West Cork Chamber Music Festival delivers stunning quartet performances

A singular listening experience prevailed at this unique public recital

LP Hartley’s great line, “the past is a foreign country: they do things differently there”, certainly applies to the world of the string quartet. Take the major theme of the first weekend of the West Cork Chamber Music Festival, a strand of concerts showcasing the set of six quartets that Mozart dedicated to Haydn in 1785 and the set of six that Beethoven published as his Op. 18 in 1801.

These were presented in concerts in Bantry House and St Brendan’s Church on Wolfe Tone Square. But when they were composed the very idea of a public concert of string quartets was still in the future. Quartet-playing was a private activity, engaged in just for the benefit of the players themselves, or for themselves and a small group of friends.

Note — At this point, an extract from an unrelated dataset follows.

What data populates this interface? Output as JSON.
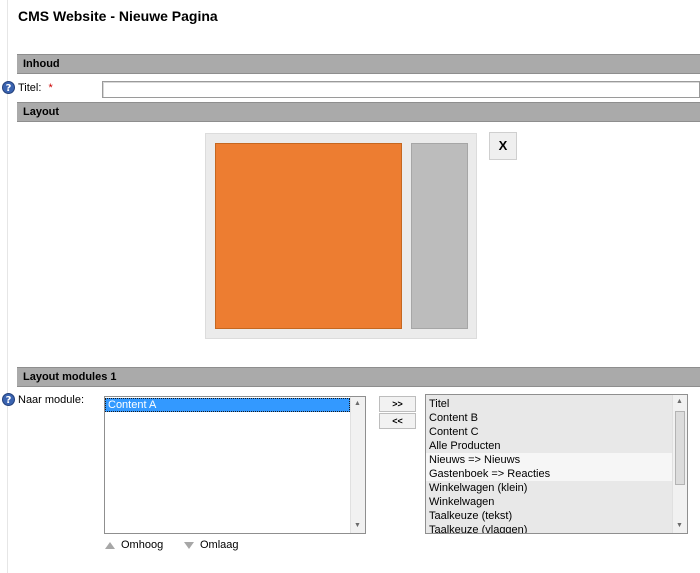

There was, however, a reasonably substantial market for music publishers to serve. It’s been estimated that more than 3,500 quartets by some 200 composers were published in Paris between 1770 and 1800.

Public concerts of string quartets by a regular ensemble were still a couple of years away, and it would not be until the last decade of the 19th century that the kind of permanent, professional string quartets that we know today would emerge.


Nothing tells the story of the string quartet in quite the same was as drawings and photographs of the seating arrangements and the types of music stands that were used. The earliest examples I’ve seen show the players facing each other around a table, reading the music from a single, four-sided stand on the table itself. It’s an arrangement that has no front and back, no correct side for anyone to listen from. It’s all about the experience of the players, not of any other listeners.

There are also illustrations involving separate table-top stands for each player, and, later, of conventional-looking but double-sided stands, both of which keep the players much closer than the range of layouts used in performances today.

Obviously, it was the move into the concert hall that necessitated a less self-communing approach. The closed formation had to be opened up through the creation of more space between the players. String quartet playing may still be an activity between friends, but today’s practice dictates that the first violinist, the leader, be on the left, and that the spacing of players allow audiences to see into the ensemble.

Seeing into the ensemble is one thing, but hearing as if inside it is quite another. What was most remarkable about the Chiaroscuro Quartet’s performances in the west Cork festival’s opening weekend was the sense of inversion of listening experience that it offered.

The fully-blended, solidly-projected public face that ensembles present to the public was somehow turned into an insider experience. It was like being transported out of your seat and placed inside the group so that not even the tiniest of nuances was lost. With every sound so immediate, you could summon any musical line at any time for the closest of attention.

What was on display was, in short, a peculiar type of recreative genius. The Chiaroscuro presented the most purely democratic kind of music-making you could possibly imagine, with everyone on stage delighting in finding ways to allow everyone else to be heard.

I heard the group in three works, Beethoven’s Quartets in F, Op. 18 No. 1, in A, Op. 18 No. 5, and Mozart’s Quartet in D minor, K421, and I have never had such an immersive and finely balanced concert experience of these great works. It was the kind of playing that if you heard it in a recording you would imagine the effect to be the outcome of skill with microphones and mixers rather than an honest representation of what was played. Unforgettable.

The weekend's other unforgettable performances came from Dénes Várjon in Beethoven's Hammerklavier Sonata, a reading that was not just sensational but sensationalist – an approach that treated Beethoven with a freedom that would have been more appropriate to Liszt. Also unforgettable for the wrong reasons was the Delta Piano Trio's over-the-top handling of Lera Auerbach's over-the-top Piano Trio No 2 (Tryptych – The Mirror has Three Faces), an exercise in blunt expressive extremes that seems to want to begin where the late Alfred Schnittke left off.

Vårjon’s Hammerklavier was a late night event, as was Finghin Collins’s account of Schubert’s late Piano Sonata in B flat, D960. Every time I have heard Collins play this work, I have marvelled at his honeyed tone and found myself perplexed at the mismatch between his musical grasp of the first two and last two movements. The lighter the tone of the music in this work, the better he plays it. The best music, though, is not in the lighter movements but in the huge span of the first movement, and the grave depths of the second.

The Borusan Quartet provided satisfyingly conventional performance in the Mozart and Beethoven series, Beethoven's Ghost Trio was given a masterly account by Viviane Hagner (violin), Johannes Moser (cello) and Barry Douglas (piano), Ensemble Dagda showed themselves full of promise in a programme of works by women of the 17th and 18th centuries, and visiting Swedish composer Andrea Tarrodi's personal voice seemed to be most fully expressed in Sorrow and Joy, a slow, soulful duet for viola and cello (Jon and Hanna Dahlkvist).

The West Cork Chamber Music Festival continues in Bantry until Sunday, westcorkmusic.ie